But, the truth is, scuba’s healing power goes beyond this because everyone needs healing at times. The dynamics of life can often hurt. There are times when it feels like the weight of the world got dumped on your back. Maybe you can’t sleep and you’re not much fun to be around. Maybe the people you care about most don’t get to see your best, and yet they worry about you. And you see it in their eyes.

Then you go diving . . . and something wonderful happens. The worry world stays at the surface as you descend into the underwater world. Your mind clears. What’s really important can finally break through. Your buddy signals, “okay?” And for the first time in a long time, you really mean it when you reply, “okay!” Maybe it takes a couple of “doses” (dives), but you become you again. It reflects in the faces of those you care about.

My point is this. We share diving because it’s a wonderful experience that we’re passionate about, but we should also share it because it’s a restoring, healing experience. Some of us need it more than others, but that’s something we all need.
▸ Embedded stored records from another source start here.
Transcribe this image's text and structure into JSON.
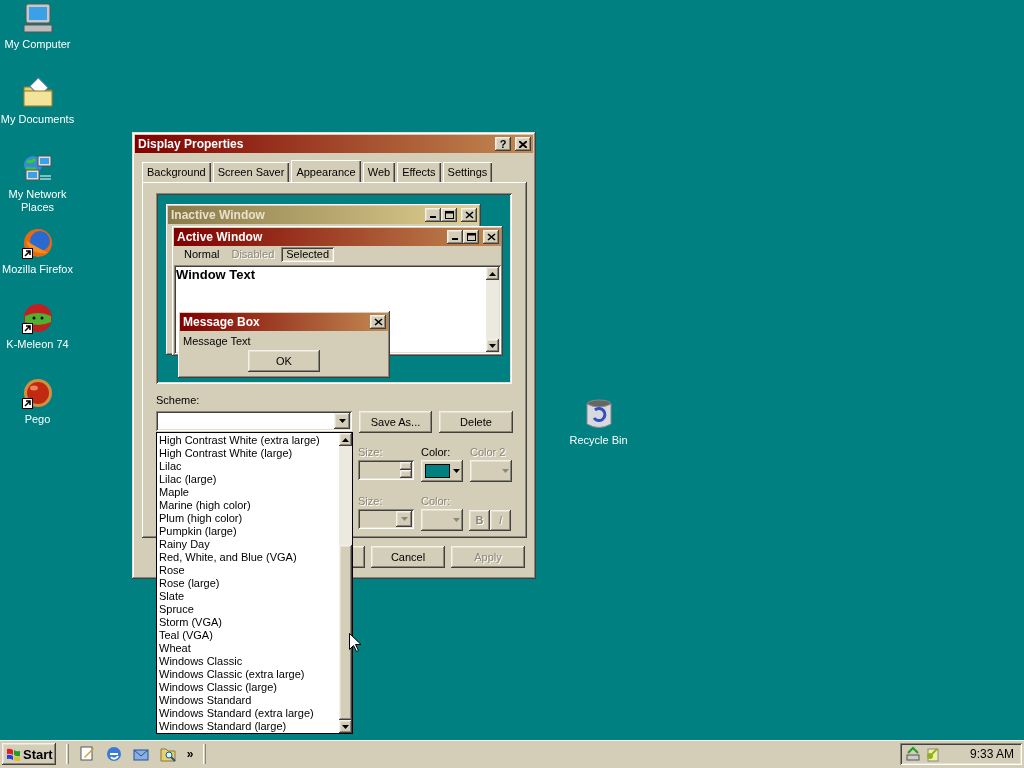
{
  "desktop_icons": [
    {
      "label": "My Computer",
      "kind": "computer",
      "shortcut": false
    },
    {
      "label": "My Documents",
      "kind": "documents",
      "shortcut": false
    },
    {
      "label": "My Network Places",
      "kind": "network",
      "shortcut": false
    },
    {
      "label": "Mozilla Firefox",
      "kind": "firefox",
      "shortcut": true
    },
    {
      "label": "K-Meleon 74",
      "kind": "kmeleon",
      "shortcut": true
    },
    {
      "label": "Pego",
      "kind": "pego",
      "shortcut": true
    }
  ],
  "recycle_bin": {
    "label": "Recycle Bin"
  },
  "window": {
    "title": "Display Properties",
    "help": "?"
  },
  "tabs": [
    {
      "label": "Background",
      "selected": false
    },
    {
      "label": "Screen Saver",
      "selected": false
    },
    {
      "label": "Appearance",
      "selected": true
    },
    {
      "label": "Web",
      "selected": false
    },
    {
      "label": "Effects",
      "selected": false
    },
    {
      "label": "Settings",
      "selected": false
    }
  ],
  "preview": {
    "inactive_title": "Inactive Window",
    "active_title": "Active Window",
    "menu": [
      {
        "label": "Normal",
        "disabled": false,
        "selected": false
      },
      {
        "label": "Disabled",
        "disabled": true,
        "selected": false
      },
      {
        "label": "Selected",
        "disabled": false,
        "selected": true
      }
    ],
    "window_text": "Window Text",
    "message_box": {
      "title": "Message Box",
      "text": "Message Text",
      "button": "OK"
    }
  },
  "scheme": {
    "label": "Scheme:",
    "buttons": [
      "Save As...",
      "Delete"
    ],
    "options": [
      {
        "label": "High Contrast White (extra large)",
        "selected": false
      },
      {
        "label": "High Contrast White (large)",
        "selected": false
      },
      {
        "label": "Lilac",
        "selected": false
      },
      {
        "label": "Lilac (large)",
        "selected": false
      },
      {
        "label": "Maple",
        "selected": false
      },
      {
        "label": "Marine (high color)",
        "selected": false
      },
      {
        "label": "Plum (high color)",
        "selected": false
      },
      {
        "label": "Pumpkin (large)",
        "selected": false
      },
      {
        "label": "Rainy Day",
        "selected": false
      },
      {
        "label": "Red, White, and Blue (VGA)",
        "selected": false
      },
      {
        "label": "Rose",
        "selected": false
      },
      {
        "label": "Rose (large)",
        "selected": false
      },
      {
        "label": "Slate",
        "selected": false
      },
      {
        "label": "Spruce",
        "selected": false
      },
      {
        "label": "Storm (VGA)",
        "selected": false
      },
      {
        "label": "Teal (VGA)",
        "selected": false
      },
      {
        "label": "Wheat",
        "selected": false
      },
      {
        "label": "Windows Classic",
        "selected": false
      },
      {
        "label": "Windows Classic (extra large)",
        "selected": false
      },
      {
        "label": "Windows Classic (large)",
        "selected": false
      },
      {
        "label": "Windows Standard",
        "selected": false
      },
      {
        "label": "Windows Standard (extra large)",
        "selected": false
      },
      {
        "label": "Windows Standard (large)",
        "selected": false
      }
    ]
  },
  "item_row": [
    {
      "label": "Size:",
      "kind": "spin",
      "disabled": true
    },
    {
      "label": "Color:",
      "kind": "color",
      "disabled": false,
      "color": "#008080"
    },
    {
      "label": "Color 2",
      "kind": "color",
      "disabled": true
    }
  ],
  "font_row": [
    {
      "label": "Size:",
      "kind": "combo",
      "disabled": true
    },
    {
      "label": "Color:",
      "kind": "color",
      "disabled": true
    }
  ],
  "font_styles": [
    {
      "label": "B",
      "disabled": true
    },
    {
      "label": "I",
      "disabled": true
    }
  ],
  "dialog_buttons": [
    {
      "label": "Cancel",
      "disabled": false
    },
    {
      "label": "Apply",
      "disabled": true
    }
  ],
  "taskbar": {
    "start": "Start",
    "more": "»",
    "clock": "9:33 AM"
  }
}
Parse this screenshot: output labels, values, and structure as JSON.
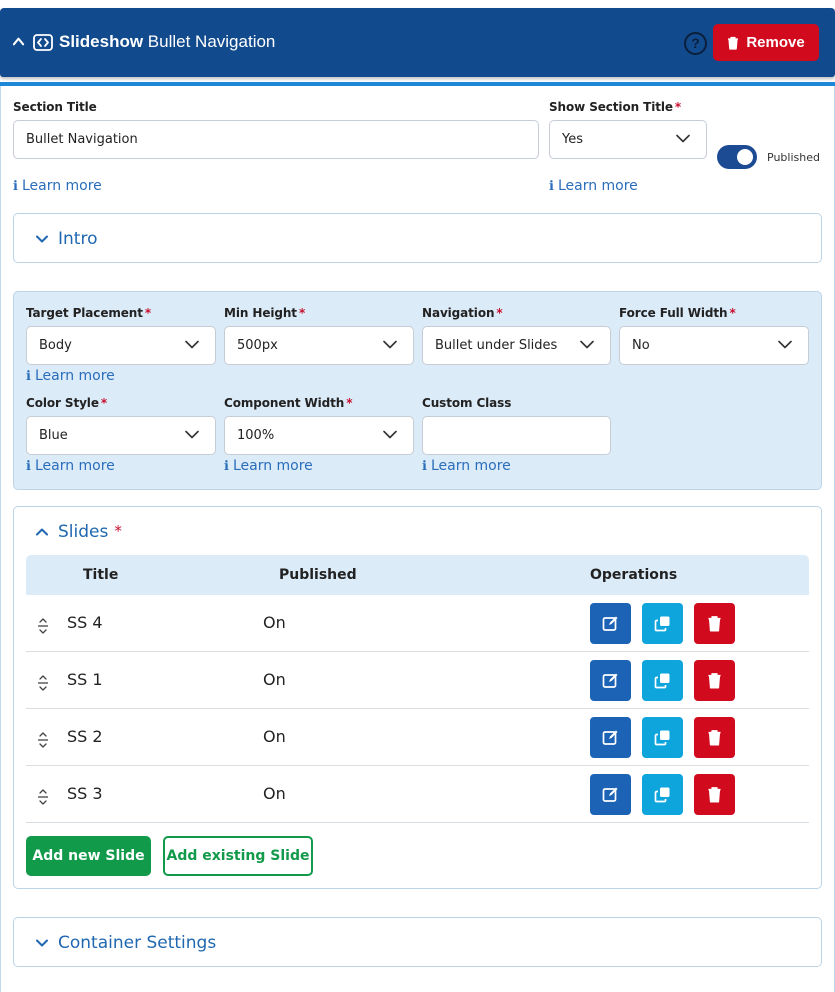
{
  "header": {
    "title_bold": "Slideshow",
    "title_rest": " Bullet Navigation",
    "help": "?",
    "remove_label": "Remove",
    "colors": {
      "bar": "#124a8e",
      "remove": "#d10a1e"
    }
  },
  "section_title": {
    "label": "Section Title",
    "value": "Bullet Navigation",
    "learn_more": "Learn more"
  },
  "show_section_title": {
    "label": "Show Section Title",
    "required": "*",
    "value": "Yes",
    "learn_more": "Learn more"
  },
  "published_toggle": {
    "label": "Published",
    "on": true
  },
  "intro": {
    "title": "Intro",
    "expanded": false
  },
  "options": {
    "target_placement": {
      "label": "Target Placement",
      "required": "*",
      "value": "Body",
      "learn_more": "Learn more"
    },
    "min_height": {
      "label": "Min Height",
      "required": "*",
      "value": "500px"
    },
    "navigation": {
      "label": "Navigation",
      "required": "*",
      "value": "Bullet under Slides"
    },
    "force_full_width": {
      "label": "Force Full Width",
      "required": "*",
      "value": "No"
    },
    "color_style": {
      "label": "Color Style",
      "required": "*",
      "value": "Blue",
      "learn_more": "Learn more"
    },
    "component_width": {
      "label": "Component Width",
      "required": "*",
      "value": "100%",
      "learn_more": "Learn more"
    },
    "custom_class": {
      "label": "Custom Class",
      "value": "",
      "learn_more": "Learn more"
    }
  },
  "slides": {
    "title": "Slides",
    "required": "*",
    "expanded": true,
    "columns": [
      "Title",
      "Published",
      "Operations"
    ],
    "rows": [
      {
        "title": "SS 4",
        "published": "On"
      },
      {
        "title": "SS 1",
        "published": "On"
      },
      {
        "title": "SS 2",
        "published": "On"
      },
      {
        "title": "SS 3",
        "published": "On"
      }
    ],
    "add_new_label": "Add new Slide",
    "add_existing_label": "Add existing Slide"
  },
  "container_settings": {
    "title": "Container Settings",
    "expanded": false
  },
  "icons": [
    "chevron-up-icon",
    "code-icon",
    "help-icon",
    "trash-icon",
    "chevron-down-icon",
    "drag-handle-icon",
    "edit-icon",
    "copy-icon"
  ]
}
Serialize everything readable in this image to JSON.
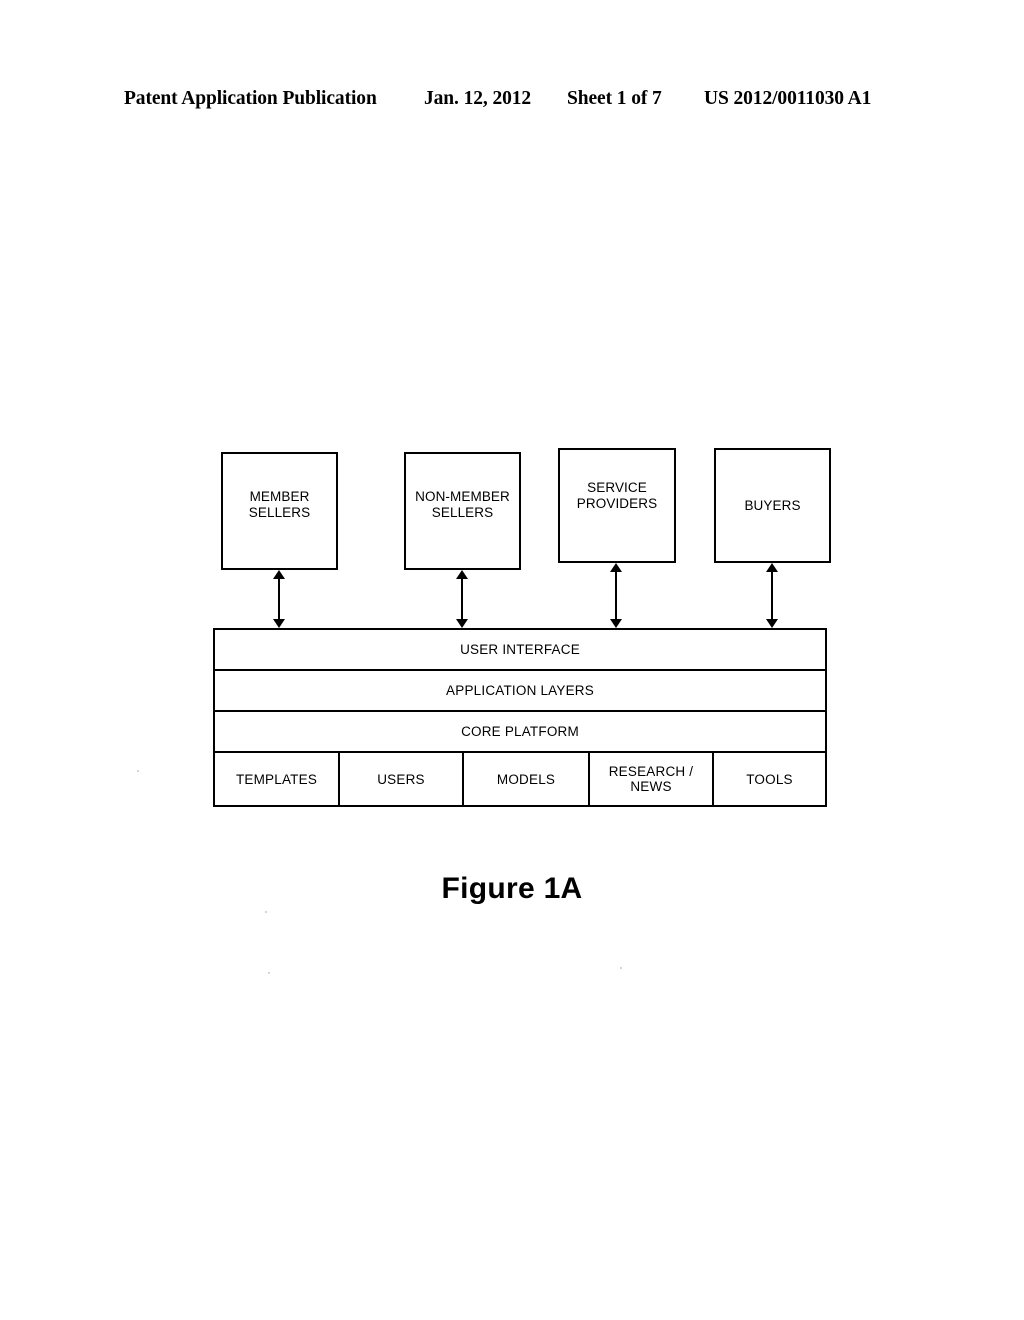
{
  "header": {
    "publication": "Patent Application Publication",
    "date": "Jan. 12, 2012",
    "sheet": "Sheet 1 of 7",
    "publication_number": "US 2012/0011030 A1"
  },
  "figure": {
    "caption": "Figure 1A",
    "actors": [
      {
        "id": "member-sellers",
        "label": "MEMBER\nSELLERS"
      },
      {
        "id": "non-member-sellers",
        "label": "NON-MEMBER\nSELLERS"
      },
      {
        "id": "service-providers",
        "label": "SERVICE\nPROVIDERS"
      },
      {
        "id": "buyers",
        "label": "BUYERS"
      }
    ],
    "connectors": [
      {
        "id": "connector-member-sellers",
        "type": "double-arrow-vertical",
        "from": "MEMBER SELLERS",
        "to": "USER INTERFACE"
      },
      {
        "id": "connector-non-member-sellers",
        "type": "double-arrow-vertical",
        "from": "NON-MEMBER SELLERS",
        "to": "USER INTERFACE"
      },
      {
        "id": "connector-service-providers",
        "type": "double-arrow-vertical",
        "from": "SERVICE PROVIDERS",
        "to": "USER INTERFACE"
      },
      {
        "id": "connector-buyers",
        "type": "double-arrow-vertical",
        "from": "BUYERS",
        "to": "USER INTERFACE"
      }
    ],
    "stack": {
      "layers": [
        {
          "id": "user-interface",
          "label": "USER INTERFACE"
        },
        {
          "id": "application-layers",
          "label": "APPLICATION LAYERS"
        },
        {
          "id": "core-platform",
          "label": "CORE PLATFORM"
        }
      ],
      "components": [
        {
          "id": "templates",
          "label": "TEMPLATES"
        },
        {
          "id": "users",
          "label": "USERS"
        },
        {
          "id": "models",
          "label": "MODELS"
        },
        {
          "id": "research-news",
          "label": "RESEARCH /\nNEWS"
        },
        {
          "id": "tools",
          "label": "TOOLS"
        }
      ]
    }
  },
  "colors": {
    "ink": "#000000",
    "page": "#ffffff"
  }
}
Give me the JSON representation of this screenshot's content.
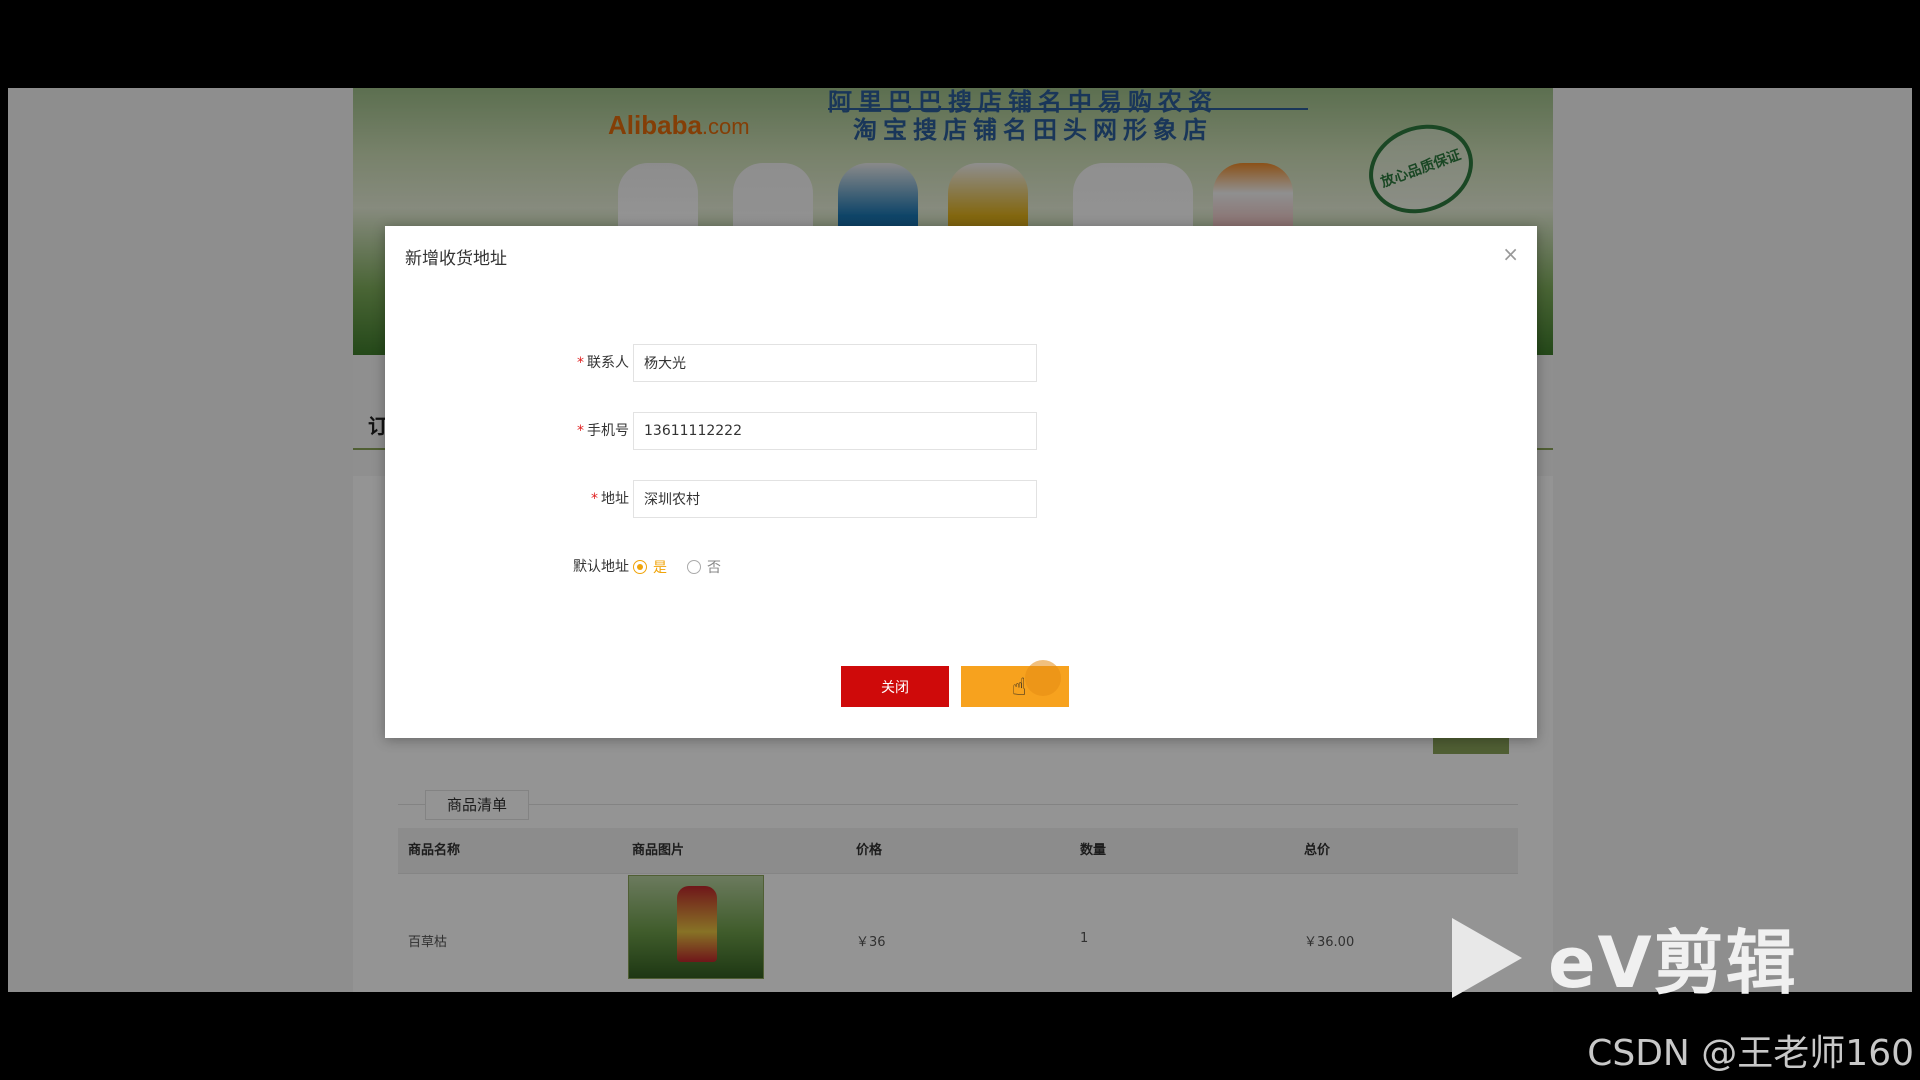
{
  "banner": {
    "logo_text": "Alibaba",
    "logo_suffix": ".com",
    "line1": "阿里巴巴搜店铺名中易购农资",
    "line2": "淘宝搜店铺名田头网形象店",
    "seal_text": "放心品质保证"
  },
  "page": {
    "tab_heading": "订",
    "goods_legend": "商品清单",
    "table": {
      "headers": [
        "商品名称",
        "商品图片",
        "价格",
        "数量",
        "总价"
      ],
      "rows": [
        {
          "name": "百草枯",
          "price": "￥36",
          "quantity": "1",
          "total": "￥36.00"
        }
      ]
    }
  },
  "dialog": {
    "title": "新增收货地址",
    "close_icon": "close-icon",
    "fields": {
      "contact": {
        "label": "联系人",
        "value": "杨大光"
      },
      "phone": {
        "label": "手机号",
        "value": "13611112222"
      },
      "address": {
        "label": "地址",
        "value": "深圳农村"
      }
    },
    "default_address": {
      "label": "默认地址",
      "options": [
        "是",
        "否"
      ],
      "selected": "是"
    },
    "buttons": {
      "close": "关闭",
      "submit": ""
    },
    "accent_color": "#f7a21e",
    "danger_color": "#cf0a0a"
  },
  "watermarks": {
    "ev": "eV剪辑",
    "csdn": "CSDN @王老师160"
  }
}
Wishing you the happiest New Year,

Dr. Drew Richardson

PADI President & CEO

Our Unshakable Foundation

Happy Diver- Underwater- Scuba Diving

Amid everything the PADI® organization does in a rapidly changing world, we need to always build on the foundation for everything the PADI family does. It’s what John Cronin and Ralph Erickson laid down first when they established PADI in 1966, it’s our foundation today and it will carry us into the future. That foundation is, of course, education: diver training. What we teach and how we teach have, will and must continue to change. But, that we teach will never go away. It can’t, because it’s not what we do, but who we are.

Training is PADI’s foundation, but the heart of it is not the PADI System, eLearning, instructor cue cards and the like. These are powerful modern tools, but in 1966, several years before all of these existed, you could take PADI courses and earn PADI certifications because our training foundation was already there, entrusted where it is today – in the hands of you and your fellow PADI Instructors, Assistant Instructors and Divemasters. Without you, the PADI System – the best education system in diving by a long shot – can’t do what it does so well, much as a Steinway piano can’t sound like a Steinway without a master at its keys.

Even with all the innovations in instructional technology, such as the rise of artificial intelligence and dynamic online learning systems, human teachers still bear the weight of the best education. Innovations are important to keep PADI training relevant in today’s dynamic, personalized online world, but you still need great instructors to have great training. As American author William Arthur Ward explained it: “The mediocre teacher tells. The good teacher explains. The superior teacher demonstrates. The great teacher inspires.”

That describes the PADI family – more than 130,000 people who inspire others to learn, to dive and to care. Together we motivate divers to rise to new challenges, to have underwater adventures, to heal and help others with scuba, and to protect our fragile world. PADI Course Directors shape the future by passing our collective -wisdom to a rising generation of dive leaders, who will in turn inspire divers to do things we have not even imagined yet. Everything the global PADI organization does today has its roots in training, and that training has its roots in you, me and the rest of the PADI family.

Aristotle said, around 2,300 years ago, “Educating the mind without educating the heart is no education at all,” and that hasn’t changed – the PADI family doesn’t “teach diving”; we educate the heart and transform lives. That’s what makes PADI’s training foundation solid.

Good luck, good teaching and good diving,

Drew Richardson Ed.D.
PADI President and CEO

This article originally appeared in the 4th Quarter edition of The Undersea Journal.